A wave just crashing or having just receded, bubbles glowing on the fractal shoreline. Faint lines and divots in wet sand, and a single rock dug in, nearly buried by the tide’s force, casts a shadow eastward. By the slant of the light, it must be late afternoon on the California coast, golden hour. The rock looks like an ombligo, belly’s indent, former point of connection. Sensual yet disconnected, it cannot be traced back to its origin. It is as irreversible as metaphor, illogical as memory.
When we finally came home to San Francisco, it was late afternoon, golden hour. I wept to see that warm light, the sun sparkling on the waves.

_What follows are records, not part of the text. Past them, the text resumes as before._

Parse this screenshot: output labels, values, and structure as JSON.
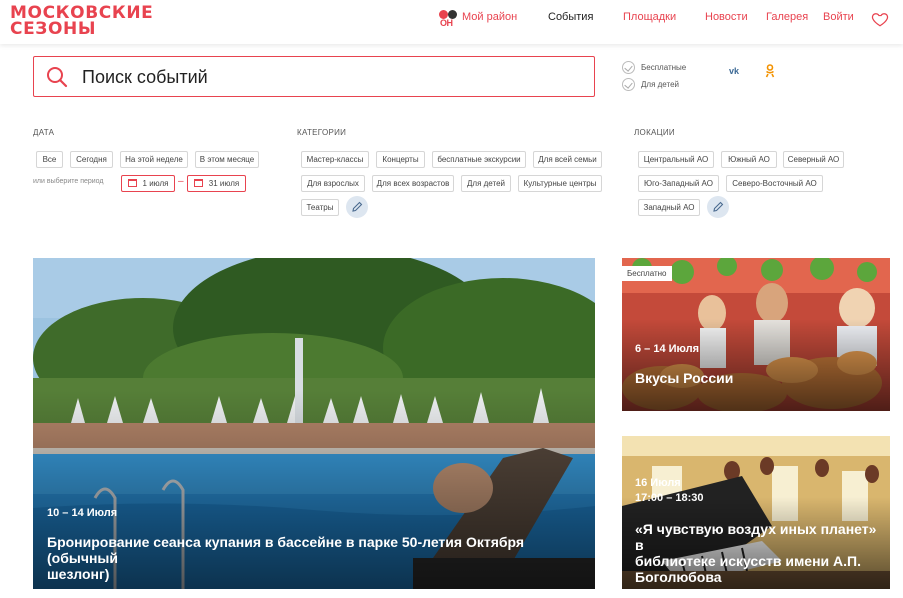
{
  "header": {
    "logo_line1": "МОСКОВСКИЕ",
    "logo_line2": "СЕЗОНЫ",
    "badge_text": "ОН",
    "nav": {
      "my_district": "Мой район",
      "events": "События",
      "venues": "Площадки",
      "news": "Новости",
      "gallery": "Галерея",
      "login": "Войти"
    }
  },
  "search": {
    "placeholder": "Поиск событий"
  },
  "quick_filters": {
    "free": "Бесплатные",
    "kids": "Для детей"
  },
  "social": {
    "vk": "vk",
    "ok": "ok"
  },
  "filters": {
    "date": {
      "title": "ДАТА",
      "options": [
        "Все",
        "Сегодня",
        "На этой неделе",
        "В этом месяце"
      ],
      "period_note": "или выберите период",
      "from": "1 июля",
      "to": "31 июля",
      "separator": "–"
    },
    "categories": {
      "title": "КАТЕГОРИИ",
      "options": [
        "Мастер-классы",
        "Концерты",
        "бесплатные экскурсии",
        "Для всей семьи",
        "Для взрослых",
        "Для всех возрастов",
        "Для детей",
        "Культурные центры",
        "Театры"
      ]
    },
    "locations": {
      "title": "ЛОКАЦИИ",
      "options": [
        "Центральный АО",
        "Южный АО",
        "Северный АО",
        "Юго-Западный АО",
        "Северо-Восточный АО",
        "Западный АО"
      ]
    }
  },
  "cards": [
    {
      "date": "10 – 14 Июля",
      "title_line1": "Бронирование сеанса купания в бассейне в парке 50-летия Октября (обычный",
      "title_line2": "шезлонг)"
    },
    {
      "badge": "Бесплатно",
      "date": "6 – 14 Июля",
      "title_line1": "Вкусы России"
    },
    {
      "date": "16 Июля",
      "time": "17:00 – 18:30",
      "title_line1": "«Я чувствую воздух иных планет» в",
      "title_line2": "библиотеке искусств имени А.П.",
      "title_line3": "Боголюбова"
    }
  ],
  "colors": {
    "accent": "#e8434f",
    "chip_border": "#d6d6d6"
  }
}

By the 1960’s, Rose’s photographs verge on pure abstraction. As it was then in the world, there is discord and near dissolution.
It took me two more years before I could finally leave him. I was afraid. There is more I won’t say.
Rose stopped taking photographs. She told her friends she stopped so she could take care of Arthur, who was ailing. Her friend said, “I think at some point she quit because it was easier for her not to photograph and to totally devote herself to him.”
Now there is no figure, no landscape, or the landscape becomes her body, the roil of waves in her mind. She is always looking and the looking matters, but there is nowhere to rest the eye in all these layers of blurs and burrs, thorns and fissures. What does she see? A bleary edge, a waveform caught in motion. Flux and spray dissolved, writing on water.
Reference note: My essay includes research and quotations from The Errand of the Eye: Photographs By Rose Mandel by Susan Ehrens and Julian Cox (Fine Arts Museums of San Francisco and Delmonico Books, Prestel, 2013). The Emily Dickinson poem first appeared in Poems by Emily Dickinson, edited by Mabel Loomis Todd and Thomas Wentworth Higginson (Roberts Brothers,1890).